Service Catalog: Introduction

Overview Link to heading

This is the first of a series of posts around the service catalog. The end goal is to demonstrate how the service catalog can simplify building apps on kubernetes and openshift.

The first part will cover:

  • why
  • how to install
  • how to use

The target environment will be openshift 3.10 on Linux using `oc cluster up` for development purposes.

Introduction Link to heading

Working with kubernetes since its early days, there are countless of times where I had to go into creating manifests for the services my application is using. By services I am referring to things like databases, messaging systems, or any other pieces of third party software my application might need.

Each time, the process is the same:

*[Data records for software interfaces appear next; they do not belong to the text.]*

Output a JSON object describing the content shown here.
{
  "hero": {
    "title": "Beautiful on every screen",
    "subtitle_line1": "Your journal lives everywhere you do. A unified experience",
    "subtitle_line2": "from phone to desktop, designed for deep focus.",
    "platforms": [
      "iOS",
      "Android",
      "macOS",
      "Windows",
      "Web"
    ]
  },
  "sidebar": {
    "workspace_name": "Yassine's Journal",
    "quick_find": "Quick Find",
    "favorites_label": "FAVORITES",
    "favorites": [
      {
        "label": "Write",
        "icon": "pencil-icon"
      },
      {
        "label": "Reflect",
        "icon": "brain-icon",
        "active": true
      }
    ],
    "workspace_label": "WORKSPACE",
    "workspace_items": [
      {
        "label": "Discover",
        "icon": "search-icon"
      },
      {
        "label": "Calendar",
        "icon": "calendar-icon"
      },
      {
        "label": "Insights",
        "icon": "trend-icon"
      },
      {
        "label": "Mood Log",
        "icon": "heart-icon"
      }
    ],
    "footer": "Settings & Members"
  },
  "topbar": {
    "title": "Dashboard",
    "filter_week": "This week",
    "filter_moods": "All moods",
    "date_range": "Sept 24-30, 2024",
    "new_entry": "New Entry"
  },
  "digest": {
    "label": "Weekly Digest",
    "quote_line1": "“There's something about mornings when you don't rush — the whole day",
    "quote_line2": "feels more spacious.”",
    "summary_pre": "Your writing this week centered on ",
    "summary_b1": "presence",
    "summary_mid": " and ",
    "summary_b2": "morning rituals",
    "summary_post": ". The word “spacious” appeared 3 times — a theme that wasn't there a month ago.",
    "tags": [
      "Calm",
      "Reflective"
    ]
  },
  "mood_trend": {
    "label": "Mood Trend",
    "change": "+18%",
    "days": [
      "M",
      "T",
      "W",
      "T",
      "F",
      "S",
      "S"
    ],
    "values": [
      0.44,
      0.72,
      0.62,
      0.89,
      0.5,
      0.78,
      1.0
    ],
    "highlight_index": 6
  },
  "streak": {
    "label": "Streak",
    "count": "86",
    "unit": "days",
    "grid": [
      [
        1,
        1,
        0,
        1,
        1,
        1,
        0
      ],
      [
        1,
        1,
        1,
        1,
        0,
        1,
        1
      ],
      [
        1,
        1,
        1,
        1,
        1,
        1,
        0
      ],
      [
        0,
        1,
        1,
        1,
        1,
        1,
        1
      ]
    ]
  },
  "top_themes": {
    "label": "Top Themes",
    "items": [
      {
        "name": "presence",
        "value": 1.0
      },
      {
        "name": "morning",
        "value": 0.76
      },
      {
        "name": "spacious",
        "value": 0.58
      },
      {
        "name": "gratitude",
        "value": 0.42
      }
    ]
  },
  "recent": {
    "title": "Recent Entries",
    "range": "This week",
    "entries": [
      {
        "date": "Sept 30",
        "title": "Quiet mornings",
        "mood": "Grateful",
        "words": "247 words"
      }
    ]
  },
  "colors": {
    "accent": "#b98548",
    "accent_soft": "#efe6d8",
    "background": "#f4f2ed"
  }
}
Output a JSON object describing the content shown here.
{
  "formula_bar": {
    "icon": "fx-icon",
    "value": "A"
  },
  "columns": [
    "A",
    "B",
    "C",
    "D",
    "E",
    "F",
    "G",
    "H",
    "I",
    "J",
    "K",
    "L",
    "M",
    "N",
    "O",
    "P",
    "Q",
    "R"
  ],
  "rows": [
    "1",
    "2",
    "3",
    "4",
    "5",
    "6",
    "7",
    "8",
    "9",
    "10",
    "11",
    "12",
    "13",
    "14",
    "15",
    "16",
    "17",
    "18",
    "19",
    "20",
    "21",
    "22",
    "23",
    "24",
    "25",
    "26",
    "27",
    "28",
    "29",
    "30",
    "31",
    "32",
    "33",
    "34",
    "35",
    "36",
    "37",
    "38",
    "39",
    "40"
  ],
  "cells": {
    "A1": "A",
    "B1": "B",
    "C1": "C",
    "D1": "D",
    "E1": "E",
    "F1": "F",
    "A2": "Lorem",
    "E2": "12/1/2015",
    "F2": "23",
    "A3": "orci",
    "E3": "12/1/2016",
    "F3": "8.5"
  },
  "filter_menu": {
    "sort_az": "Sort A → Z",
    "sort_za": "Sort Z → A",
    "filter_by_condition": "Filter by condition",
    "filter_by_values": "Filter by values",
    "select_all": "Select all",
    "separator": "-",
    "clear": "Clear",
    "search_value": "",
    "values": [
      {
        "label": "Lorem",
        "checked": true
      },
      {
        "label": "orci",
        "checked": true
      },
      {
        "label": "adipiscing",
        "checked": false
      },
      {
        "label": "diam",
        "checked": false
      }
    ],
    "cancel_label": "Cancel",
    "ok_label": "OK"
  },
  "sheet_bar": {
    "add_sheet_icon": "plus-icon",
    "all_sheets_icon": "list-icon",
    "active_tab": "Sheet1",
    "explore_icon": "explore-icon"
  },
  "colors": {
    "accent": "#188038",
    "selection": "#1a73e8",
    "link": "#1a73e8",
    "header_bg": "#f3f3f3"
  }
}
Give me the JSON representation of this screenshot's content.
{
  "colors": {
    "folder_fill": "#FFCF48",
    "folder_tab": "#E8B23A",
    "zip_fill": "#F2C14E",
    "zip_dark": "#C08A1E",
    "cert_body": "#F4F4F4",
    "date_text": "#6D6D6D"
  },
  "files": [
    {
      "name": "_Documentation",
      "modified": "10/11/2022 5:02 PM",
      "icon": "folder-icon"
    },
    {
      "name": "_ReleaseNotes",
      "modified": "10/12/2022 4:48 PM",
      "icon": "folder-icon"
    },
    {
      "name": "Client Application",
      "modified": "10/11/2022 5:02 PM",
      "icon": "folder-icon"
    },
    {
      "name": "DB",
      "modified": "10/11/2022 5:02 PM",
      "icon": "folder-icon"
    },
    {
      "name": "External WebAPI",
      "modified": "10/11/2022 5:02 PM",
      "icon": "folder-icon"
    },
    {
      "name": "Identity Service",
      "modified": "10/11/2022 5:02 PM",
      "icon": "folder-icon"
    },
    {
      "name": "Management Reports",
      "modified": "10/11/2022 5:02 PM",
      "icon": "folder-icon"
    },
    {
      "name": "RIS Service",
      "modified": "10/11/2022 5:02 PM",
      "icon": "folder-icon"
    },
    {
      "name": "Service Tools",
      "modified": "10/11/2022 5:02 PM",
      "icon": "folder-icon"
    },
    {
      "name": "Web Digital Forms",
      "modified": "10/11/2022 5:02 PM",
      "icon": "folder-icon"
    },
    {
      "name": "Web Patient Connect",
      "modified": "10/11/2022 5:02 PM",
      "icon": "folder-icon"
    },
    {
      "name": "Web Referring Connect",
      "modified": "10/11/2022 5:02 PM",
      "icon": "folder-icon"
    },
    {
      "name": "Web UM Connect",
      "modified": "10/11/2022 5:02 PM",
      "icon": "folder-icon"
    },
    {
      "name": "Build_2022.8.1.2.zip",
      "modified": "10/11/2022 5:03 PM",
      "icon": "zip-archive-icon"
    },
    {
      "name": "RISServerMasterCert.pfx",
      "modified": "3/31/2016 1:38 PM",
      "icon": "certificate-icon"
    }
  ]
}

  • Find a suitable docker image.
  • Search for matching manifests.
  • Try out.
  • Rinse and repeat.

And even when all things are in place I have to find a way of letting my application know `how to connect` to the service. And of course, this only applies to services that are running `side by side` with the application.

What about external services?

The service catalog is a solution that brings service brokers as defined by the open service broker api to kubernetes.

It provides a couple of new kind of resources that define:

  • service broker
  • service types
  • service instances
  • service bindings

If you want to familiarize yourself with the purpose of those, please check the qm

Preparation Link to heading

To manipulate the service catalog resources from the command line you will need the service catalog client.

The service catalog client Link to heading

You will need to `svcat` binary to interact with the catalog from the command line.

On my linux machine this can be done:

     curl -sLO
     chmod +x ./svcat
     mv ./svcat /usr/local/bin/
     svcat version --client

Full instructions (for all operating systems) can be found in the service catalog installation guide.

Preparing the environment Link to heading

Installing the service catalog Link to heading

I will be using for openshift 3.10 which I’ll start directly using:

      oc cluster up
      oc login -u system:admin

Then I just need to add the service catalog and a broker:

      oc cluster add service-catalog
      oc cluster add automation-service-broker

Validating the setup Link to heading

To make sure everything is fine let’s list the available brokers:

      svcat get brokers

The output should contain `openshift-automation-broker`.

Provision a service: Link to heading

Now, lets create the database. I’ll be using microsoft sql server. So let’s see what the broker we installed has to offer:

      svcat get plans | grep mssql

If not obvious, this will list all the available classes and plans for ms sql server (classes refer to the service type and plan refers to the different flavors e.g. persistent).

      svcat provision --class dh-mssql-apb --plan ephemeral mymssql

Our database should be provisioned soon. Now all we need to do is to create a binding that our application will use to connect to the service.

Binding to the service Link to heading

      svcat bind mymssql

What this actually does is that it create a new `Secret` with all the connection information and it also creates a `ServiceBinding` which binds the instance we created with the secret. Any piece of code that needs to connect to the service we created can use the secret (in whatever way its preferable).

In the next part of this series we will introduce you to a tool that allows spring boot applications to automagically connect to service catalog managed services.

Stay tuned !